# Exercise directions
Copy the data below in full, exactly as it appears.

# Dataset content
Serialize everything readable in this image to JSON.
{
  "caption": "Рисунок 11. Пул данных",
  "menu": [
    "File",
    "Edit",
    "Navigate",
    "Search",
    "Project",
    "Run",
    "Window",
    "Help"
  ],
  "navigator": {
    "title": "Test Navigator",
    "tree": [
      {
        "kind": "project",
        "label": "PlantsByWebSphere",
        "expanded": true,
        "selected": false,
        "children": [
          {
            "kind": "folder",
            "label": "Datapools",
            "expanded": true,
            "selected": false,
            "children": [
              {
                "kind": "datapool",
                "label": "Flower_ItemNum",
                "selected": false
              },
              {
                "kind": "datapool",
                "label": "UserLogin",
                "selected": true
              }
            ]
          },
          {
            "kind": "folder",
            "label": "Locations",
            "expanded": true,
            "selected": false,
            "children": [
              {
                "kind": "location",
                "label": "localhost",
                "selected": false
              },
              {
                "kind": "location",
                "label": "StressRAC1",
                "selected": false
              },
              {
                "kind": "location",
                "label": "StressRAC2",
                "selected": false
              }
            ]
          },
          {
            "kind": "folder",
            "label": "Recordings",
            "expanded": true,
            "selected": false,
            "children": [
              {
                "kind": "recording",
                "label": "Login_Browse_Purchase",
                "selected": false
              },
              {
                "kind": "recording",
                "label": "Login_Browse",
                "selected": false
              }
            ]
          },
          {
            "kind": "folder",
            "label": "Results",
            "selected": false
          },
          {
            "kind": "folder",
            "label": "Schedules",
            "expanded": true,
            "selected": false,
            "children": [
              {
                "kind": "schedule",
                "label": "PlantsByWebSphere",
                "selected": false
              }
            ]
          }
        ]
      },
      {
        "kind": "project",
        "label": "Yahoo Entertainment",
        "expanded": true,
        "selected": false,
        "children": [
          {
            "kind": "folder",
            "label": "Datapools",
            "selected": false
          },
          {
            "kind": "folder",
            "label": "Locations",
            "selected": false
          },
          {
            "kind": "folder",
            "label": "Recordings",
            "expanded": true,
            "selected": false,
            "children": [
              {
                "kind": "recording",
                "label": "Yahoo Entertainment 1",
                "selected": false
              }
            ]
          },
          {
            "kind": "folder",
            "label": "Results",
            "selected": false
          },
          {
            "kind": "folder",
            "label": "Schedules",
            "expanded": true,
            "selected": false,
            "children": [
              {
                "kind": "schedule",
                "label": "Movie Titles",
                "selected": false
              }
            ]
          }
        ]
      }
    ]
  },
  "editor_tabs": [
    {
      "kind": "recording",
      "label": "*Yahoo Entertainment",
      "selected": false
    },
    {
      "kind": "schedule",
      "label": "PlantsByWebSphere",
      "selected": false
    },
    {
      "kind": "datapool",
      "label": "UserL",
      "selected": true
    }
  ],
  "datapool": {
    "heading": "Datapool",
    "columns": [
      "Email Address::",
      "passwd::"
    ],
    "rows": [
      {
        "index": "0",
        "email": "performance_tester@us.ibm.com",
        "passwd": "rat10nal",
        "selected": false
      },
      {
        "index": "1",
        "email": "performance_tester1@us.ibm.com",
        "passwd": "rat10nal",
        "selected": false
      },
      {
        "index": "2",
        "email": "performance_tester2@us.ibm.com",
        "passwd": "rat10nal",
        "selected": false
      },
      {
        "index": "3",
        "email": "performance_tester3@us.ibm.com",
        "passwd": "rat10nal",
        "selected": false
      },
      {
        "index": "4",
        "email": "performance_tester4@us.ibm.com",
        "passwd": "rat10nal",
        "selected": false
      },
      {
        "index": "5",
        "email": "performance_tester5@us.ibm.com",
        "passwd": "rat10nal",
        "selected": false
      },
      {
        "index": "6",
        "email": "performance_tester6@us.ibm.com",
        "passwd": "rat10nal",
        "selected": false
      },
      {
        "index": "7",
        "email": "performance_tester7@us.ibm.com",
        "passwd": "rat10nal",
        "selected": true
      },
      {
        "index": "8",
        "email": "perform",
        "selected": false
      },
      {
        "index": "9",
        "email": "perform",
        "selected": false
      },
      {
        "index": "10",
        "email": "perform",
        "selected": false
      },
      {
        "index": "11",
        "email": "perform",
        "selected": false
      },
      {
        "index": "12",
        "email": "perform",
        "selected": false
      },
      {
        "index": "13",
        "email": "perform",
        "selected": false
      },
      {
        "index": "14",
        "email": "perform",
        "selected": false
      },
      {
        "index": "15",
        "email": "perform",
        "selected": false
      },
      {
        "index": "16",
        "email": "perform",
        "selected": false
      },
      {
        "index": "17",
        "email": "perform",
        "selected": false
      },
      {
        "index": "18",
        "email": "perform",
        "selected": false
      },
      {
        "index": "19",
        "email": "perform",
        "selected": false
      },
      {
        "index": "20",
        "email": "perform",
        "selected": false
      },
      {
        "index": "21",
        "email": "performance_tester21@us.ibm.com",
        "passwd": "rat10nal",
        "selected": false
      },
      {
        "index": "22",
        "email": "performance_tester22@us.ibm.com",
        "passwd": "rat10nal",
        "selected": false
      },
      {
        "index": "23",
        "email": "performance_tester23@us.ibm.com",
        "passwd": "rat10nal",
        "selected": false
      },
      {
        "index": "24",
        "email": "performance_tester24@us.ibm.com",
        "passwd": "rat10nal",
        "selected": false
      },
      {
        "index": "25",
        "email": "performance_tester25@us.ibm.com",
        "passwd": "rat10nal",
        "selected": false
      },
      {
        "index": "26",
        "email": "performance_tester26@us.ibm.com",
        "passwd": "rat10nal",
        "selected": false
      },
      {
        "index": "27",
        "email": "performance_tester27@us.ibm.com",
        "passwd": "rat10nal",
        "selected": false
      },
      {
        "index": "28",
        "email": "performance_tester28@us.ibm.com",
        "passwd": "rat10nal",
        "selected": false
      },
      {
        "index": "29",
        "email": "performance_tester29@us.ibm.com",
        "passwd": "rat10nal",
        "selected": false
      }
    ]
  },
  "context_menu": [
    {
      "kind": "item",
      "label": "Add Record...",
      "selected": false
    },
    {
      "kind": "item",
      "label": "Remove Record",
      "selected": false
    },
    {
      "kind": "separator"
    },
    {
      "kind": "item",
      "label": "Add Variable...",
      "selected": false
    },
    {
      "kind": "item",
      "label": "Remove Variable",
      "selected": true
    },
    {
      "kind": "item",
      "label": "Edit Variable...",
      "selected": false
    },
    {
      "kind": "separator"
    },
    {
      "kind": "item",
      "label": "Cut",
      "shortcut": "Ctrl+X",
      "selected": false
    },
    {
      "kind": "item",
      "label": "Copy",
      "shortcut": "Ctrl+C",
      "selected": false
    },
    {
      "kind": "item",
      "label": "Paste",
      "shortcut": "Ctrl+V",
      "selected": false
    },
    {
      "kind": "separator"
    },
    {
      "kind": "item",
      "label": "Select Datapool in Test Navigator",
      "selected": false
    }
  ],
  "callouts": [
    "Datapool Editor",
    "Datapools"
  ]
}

# Written answer
Serialize everything readable in this image to JSON.
{
  "caption": "Рисунок 11. Пул данных",
  "menu": [
    "File",
    "Edit",
    "Navigate",
    "Search",
    "Project",
    "Run",
    "Window",
    "Help"
  ],
  "navigator": {
    "title": "Test Navigator",
    "tree": [
      {
        "kind": "project",
        "label": "PlantsByWebSphere",
        "expanded": true,
        "selected": false,
        "children": [
          {
            "kind": "folder",
            "label": "Datapools",
            "expanded": true,
            "selected": false,
            "children": [
              {
                "kind": "datapool",
                "label": "Flower_ItemNum",
                "selected": false
              },
              {
                "kind": "datapool",
                "label": "UserLogin",
                "selected": true
              }
            ]
          },
          {
            "kind": "folder",
            "label": "Locations",
            "expanded": true,
            "selected": false,
            "children": [
              {
                "kind": "location",
                "label": "localhost",
                "selected": false
              },
              {
                "kind": "location",
                "label": "StressRAC1",
                "selected": false
              },
              {
                "kind": "location",
                "label": "StressRAC2",
                "selected": false
              }
            ]
          },
          {
            "kind": "folder",
            "label": "Recordings",
            "expanded": true,
            "selected": false,
            "children": [
              {
                "kind": "recording",
                "label": "Login_Browse_Purchase",
                "selected": false
              },
              {
                "kind": "recording",
                "label": "Login_Browse",
                "selected": false
              }
            ]
          },
          {
            "kind": "folder",
            "label": "Results",
            "selected": false
          },
          {
            "kind": "folder",
            "label": "Schedules",
            "expanded": true,
            "selected": false,
            "children": [
              {
                "kind": "schedule",
                "label": "PlantsByWebSphere",
                "selected": false
              }
            ]
          }
        ]
      },
      {
        "kind": "project",
        "label": "Yahoo Entertainment",
        "expanded": true,
        "selected": false,
        "children": [
          {
            "kind": "folder",
            "label": "Datapools",
            "selected": false
          },
          {
            "kind": "folder",
            "label": "Locations",
            "selected": false
          },
          {
            "kind": "folder",
            "label": "Recordings",
            "expanded": true,
            "selected": false,
            "children": [
              {
                "kind": "recording",
                "label": "Yahoo Entertainment 1",
                "selected": false
              }
            ]
          },
          {
            "kind": "folder",
            "label": "Results",
            "selected": false
          },
          {
            "kind": "folder",
            "label": "Schedules",
            "expanded": true,
            "selected": false,
            "children": [
              {
                "kind": "schedule",
                "label": "Movie Titles",
                "selected": false
              }
            ]
          }
        ]
      }
    ]
  },
  "editor_tabs": [
    {
      "kind": "recording",
      "label": "*Yahoo Entertainment",
      "selected": false
    },
    {
      "kind": "schedule",
      "label": "PlantsByWebSphere",
      "selected": false
    },
    {
      "kind": "datapool",
      "label": "UserL",
      "selected": true
    }
  ],
  "datapool": {
    "heading": "Datapool",
    "columns": [
      "Email Address::",
      "passwd::"
    ],
    "rows": [
      {
        "index": "0",
        "email": "performance_tester@us.ibm.com",
        "passwd": "rat10nal",
        "selected": false
      },
      {
        "index": "1",
        "email": "performance_tester1@us.ibm.com",
        "passwd": "rat10nal",
        "selected": false
      },
      {
        "index": "2",
        "email": "performance_tester2@us.ibm.com",
        "passwd": "rat10nal",
        "selected": false
      },
      {
        "index": "3",
        "email": "performance_tester3@us.ibm.com",
        "passwd": "rat10nal",
        "selected": false
      },
      {
        "index": "4",
        "email": "performance_tester4@us.ibm.com",
        "passwd": "rat10nal",
        "selected": false
      },
      {
        "index": "5",
        "email": "performance_tester5@us.ibm.com",
        "passwd": "rat10nal",
        "selected": false
      },
      {
        "index": "6",
        "email": "performance_tester6@us.ibm.com",
        "passwd": "rat10nal",
        "selected": false
      },
      {
        "index": "7",
        "email": "performance_tester7@us.ibm.com",
        "passwd": "rat10nal",
        "selected": true
      },
      {
        "index": "8",
        "email": "perform",
        "selected": false
      },
      {
        "index": "9",
        "email": "perform",
        "selected": false
      },
      {
        "index": "10",
        "email": "perform",
        "selected": false
      },
      {
        "index": "11",
        "email": "perform",
        "selected": false
      },
      {
        "index": "12",
        "email": "perform",
        "selected": false
      },
      {
        "index": "13",
        "email": "perform",
        "selected": false
      },
      {
        "index": "14",
        "email": "perform",
        "selected": false
      },
      {
        "index": "15",
        "email": "perform",
        "selected": false
      },
      {
        "index": "16",
        "email": "perform",
        "selected": false
      },
      {
        "index": "17",
        "email": "perform",
        "selected": false
      },
      {
        "index": "18",
        "email": "perform",
        "selected": false
      },
      {
        "index": "19",
        "email": "perform",
        "selected": false
      },
      {
        "index": "20",
        "email": "perform",
        "selected": false
      },
      {
        "index": "21",
        "email": "performance_tester21@us.ibm.com",
        "passwd": "rat10nal",
        "selected": false
      },
      {
        "index": "22",
        "email": "performance_tester22@us.ibm.com",
        "passwd": "rat10nal",
        "selected": false
      },
      {
        "index": "23",
        "email": "performance_tester23@us.ibm.com",
        "passwd": "rat10nal",
        "selected": false
      },
      {
        "index": "24",
        "email": "performance_tester24@us.ibm.com",
        "passwd": "rat10nal",
        "selected": false
      },
      {
        "index": "25",
        "email": "performance_tester25@us.ibm.com",
        "passwd": "rat10nal",
        "selected": false
      },
      {
        "index": "26",
        "email": "performance_tester26@us.ibm.com",
        "passwd": "rat10nal",
        "selected": false
      },
      {
        "index": "27",
        "email": "performance_tester27@us.ibm.com",
        "passwd": "rat10nal",
        "selected": false
      },
      {
        "index": "28",
        "email": "performance_tester28@us.ibm.com",
        "passwd": "rat10nal",
        "selected": false
      },
      {
        "index": "29",
        "email": "performance_tester29@us.ibm.com",
        "passwd": "rat10nal",
        "selected": false
      }
    ]
  },
  "context_menu": [
    {
      "kind": "item",
      "label": "Add Record...",
      "selected": false
    },
    {
      "kind": "item",
      "label": "Remove Record",
      "selected": false
    },
    {
      "kind": "separator"
    },
    {
      "kind": "item",
      "label": "Add Variable...",
      "selected": false
    },
    {
      "kind": "item",
      "label": "Remove Variable",
      "selected": true
    },
    {
      "kind": "item",
      "label": "Edit Variable...",
      "selected": false
    },
    {
      "kind": "separator"
    },
    {
      "kind": "item",
      "label": "Cut",
      "shortcut": "Ctrl+X",
      "selected": false
    },
    {
      "kind": "item",
      "label": "Copy",
      "shortcut": "Ctrl+C",
      "selected": false
    },
    {
      "kind": "item",
      "label": "Paste",
      "shortcut": "Ctrl+V",
      "selected": false
    },
    {
      "kind": "separator"
    },
    {
      "kind": "item",
      "label": "Select Datapool in Test Navigator",
      "selected": false
    }
  ],
  "callouts": [
    "Datapool Editor",
    "Datapools"
  ]
}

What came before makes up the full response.